What I loved even more was the way in which trained wizards, such as Ged and Vetch and Ogion, used their skill to constantly help those around them. We live in a world now where our fantasy stories have magic that is almost exclusively used for conflict. It may be useful in non-combat oriented ways, but the characters who possess such abilities are often using them to battle others. I’m not saying that’s a bad thing, just that the wizards in Earthsea were a welcome reprieve from such aggressive forms of arcane use.
While wizards and mages in this setting may be looked at in fear and awe, they are generally welcome as long as they are useful. Weather working, binding ships, healing words, all these abilities and more are practical applications desired by the people and used most often by wizards. I have no doubt that there are evil wizards running around the islands, shooting lightning and charming old ladies out of their measly savings, but the fact that wizards are shown to be helpful individuals as opposed to dangerous, otherworldly beings of immense power was refreshing. It’s a rather hopeful and empathic outlook at magic use that I quite enjoyed.
An Inclusive World
I would be remiss if I did not speak on the diversity present in the author’s world. Ged is not another white male hero sent on a quest to defeat the powerful dark lord and save the buxom, blonde princess. The titular wizard is in fact of a ruddier, reddish complexion that one would not be surprised to find in such Mediterranean-inspired setting. Almost all of Ursula K. Le Guin’s characters are people of color, or, perhaps more accurately, the world of Ea is home to a vast population of varying skin tones that belie a simple message: inclusion. While there are those with white skin colour, they are shown in either an aggressive role like the soldiers of the Kargad Empire we see at the beginning of the novel, or rather gothic and creepy like men from Osskil. I don’t believe these groups are painted in a bad light due to their ethnicity; they simply have an opposing skin colour to make the reader question what good and evil means from differing viewpoints. Remember, this book came out in 1968. How many heroes came in darker shades who fought villains of a lighter colour?

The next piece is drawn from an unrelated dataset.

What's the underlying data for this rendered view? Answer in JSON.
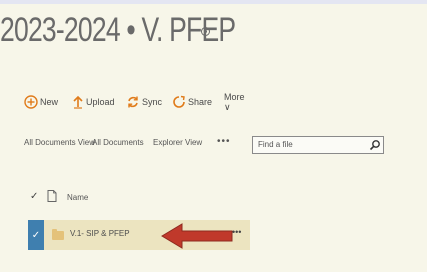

However, such ethnic difference is not a major point of the novel. But, Ursula did do something that remains difficult today yet must have been ridiculously daunting back then: she created a fantasy that allowed others, not just white men, to get lost in. She will forever be lauded for that and I am happy to lose myself in a setting that is, and remains, unique.
A True Classic
A Wizard of Earthsea is a novel of a different time. It reads like a bedtime story with a strong focus not on combat or epic adventure, but personal reflection and inner turmoil. Those who enjoy modern fantasy may be shocked to open its pages and find a tale far more sombre than they expected. Still, the first book of the Earthsea cycle remains a classic because of one crucial element: it transcends the time period it was written in by being a story utterly relatable, no matter what decade it is.
Ged struggles and triumphs, laughs and cries, thinks too much and goes too far. Match such a strong character to a unique world and mysterious magic and you have a short little novel that remains larger than life almost fifty years on. Much like our protagonist, do yourself a favour and wander the world of Earthsea. Perhaps it’ll help you chase away your own shadows.